> [Problem] Below are records; copy every line among them that contains the word "name".

Element data from apps and pages:
☆ ☆ ☆

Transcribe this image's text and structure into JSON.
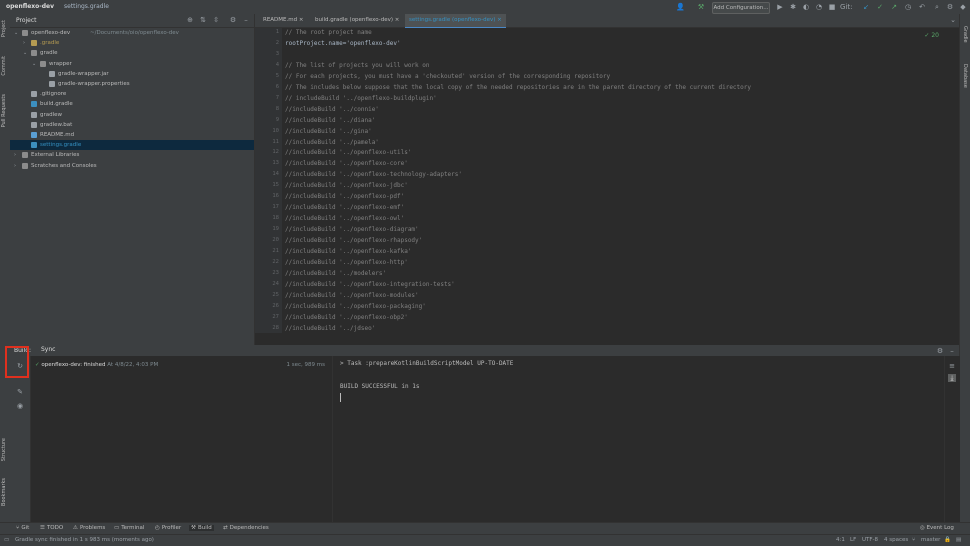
{
  "titlebar": {
    "project": "openflexo-dev",
    "file": "settings.gradle",
    "run_config": "Add Configuration...",
    "git_label": "Git:"
  },
  "left_strip": [
    "Project",
    "Commit",
    "Pull Requests",
    "Structure",
    "Bookmarks"
  ],
  "right_strip": [
    "Gradle",
    "Database"
  ],
  "project_panel": {
    "title": "Project",
    "tree": [
      {
        "label": "openflexo-dev",
        "hint": "~/Documents/oio/openflexo-dev",
        "depth": 0,
        "icon": "folder",
        "expanded": true
      },
      {
        "label": ".gradle",
        "hint": "",
        "depth": 1,
        "icon": "folder-y",
        "expanded": false
      },
      {
        "label": "gradle",
        "hint": "",
        "depth": 1,
        "icon": "folder",
        "expanded": true
      },
      {
        "label": "wrapper",
        "hint": "",
        "depth": 2,
        "icon": "folder",
        "expanded": true
      },
      {
        "label": "gradle-wrapper.jar",
        "hint": "",
        "depth": 3,
        "icon": "file-t"
      },
      {
        "label": "gradle-wrapper.properties",
        "hint": "",
        "depth": 3,
        "icon": "file-t"
      },
      {
        "label": ".gitignore",
        "hint": "",
        "depth": 1,
        "icon": "file-t"
      },
      {
        "label": "build.gradle",
        "hint": "",
        "depth": 1,
        "icon": "file-g"
      },
      {
        "label": "gradlew",
        "hint": "",
        "depth": 1,
        "icon": "file-t"
      },
      {
        "label": "gradlew.bat",
        "hint": "",
        "depth": 1,
        "icon": "file-t"
      },
      {
        "label": "README.md",
        "hint": "",
        "depth": 1,
        "icon": "file-md"
      },
      {
        "label": "settings.gradle",
        "hint": "",
        "depth": 1,
        "icon": "file-g",
        "selected": true
      },
      {
        "label": "External Libraries",
        "hint": "",
        "depth": 0,
        "icon": "folder",
        "expanded": false
      },
      {
        "label": "Scratches and Consoles",
        "hint": "",
        "depth": 0,
        "icon": "folder",
        "expanded": false
      }
    ]
  },
  "editor": {
    "tabs": [
      {
        "label": "README.md",
        "active": false
      },
      {
        "label": "build.gradle (openflexo-dev)",
        "active": false
      },
      {
        "label": "settings.gradle (openflexo-dev)",
        "active": true
      }
    ],
    "inspection_count": "20",
    "line_numbers": [
      "1",
      "2",
      "3",
      "4",
      "5",
      "6",
      "7",
      "8",
      "9",
      "10",
      "11",
      "12",
      "13",
      "14",
      "15",
      "16",
      "17",
      "18",
      "19",
      "20",
      "21",
      "22",
      "23",
      "24",
      "25",
      "26",
      "27",
      "28"
    ],
    "lines": [
      "// The root project name",
      "rootProject.name='openflexo-dev'",
      "",
      "// The list of projects you will work on",
      "// For each projects, you must have a 'checkouted' version of the corresponding repository",
      "// The includes below suppose that the local copy of the needed repositories are in the parent directory of the current directory",
      "// includeBuild '../openflexo-buildplugin'",
      "//includeBuild '../connie'",
      "//includeBuild '../diana'",
      "//includeBuild '../gina'",
      "//includeBuild '../pamela'",
      "//includeBuild '../openflexo-utils'",
      "//includeBuild '../openflexo-core'",
      "//includeBuild '../openflexo-technology-adapters'",
      "//includeBuild '../openflexo-jdbc'",
      "//includeBuild '../openflexo-pdf'",
      "//includeBuild '../openflexo-emf'",
      "//includeBuild '../openflexo-owl'",
      "//includeBuild '../openflexo-diagram'",
      "//includeBuild '../openflexo-rhapsody'",
      "//includeBuild '../openflexo-kafka'",
      "//includeBuild '../openflexo-http'",
      "//includeBuild '../modelers'",
      "//includeBuild '../openflexo-integration-tests'",
      "//includeBuild '../openflexo-modules'",
      "//includeBuild '../openflexo-packaging'",
      "//includeBuild '../openflexo-obp2'",
      "//includeBuild '../jdseo'"
    ],
    "current_line": "24"
  },
  "build_panel": {
    "build_tab": "Build:",
    "sync_tab": "Sync",
    "tree_item": "openflexo-dev: finished",
    "tree_item_time": "At 4/8/22, 4:03 PM",
    "tree_item_duration": "1 sec, 989 ms",
    "output": [
      "> Task :prepareKotlinBuildScriptModel UP-TO-DATE",
      "",
      "BUILD SUCCESSFUL in 1s"
    ]
  },
  "toolwindows": [
    {
      "label": "Git",
      "icon": "git-icon",
      "active": false
    },
    {
      "label": "TODO",
      "icon": "list-icon",
      "active": false
    },
    {
      "label": "Problems",
      "icon": "problems-icon",
      "active": false
    },
    {
      "label": "Terminal",
      "icon": "terminal-icon",
      "active": false
    },
    {
      "label": "Profiler",
      "icon": "profiler-icon",
      "active": false
    },
    {
      "label": "Build",
      "icon": "hammer-icon",
      "active": true
    },
    {
      "label": "Dependencies",
      "icon": "dependencies-icon",
      "active": false
    }
  ],
  "event_log": "Event Log",
  "statusbar": {
    "message": "Gradle sync finished in 1 s 983 ms (moments ago)",
    "position": "4:1",
    "line_sep": "LF",
    "encoding": "UTF-8",
    "indent": "4 spaces",
    "branch": "master"
  },
  "colors": {
    "accent": "#4a88c7",
    "highlight_box": "#e0301e",
    "success": "#59a869"
  }
}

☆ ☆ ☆

> [Solution for this exercise]
      "// The root project name",
      "rootProject.name='openflexo-dev'",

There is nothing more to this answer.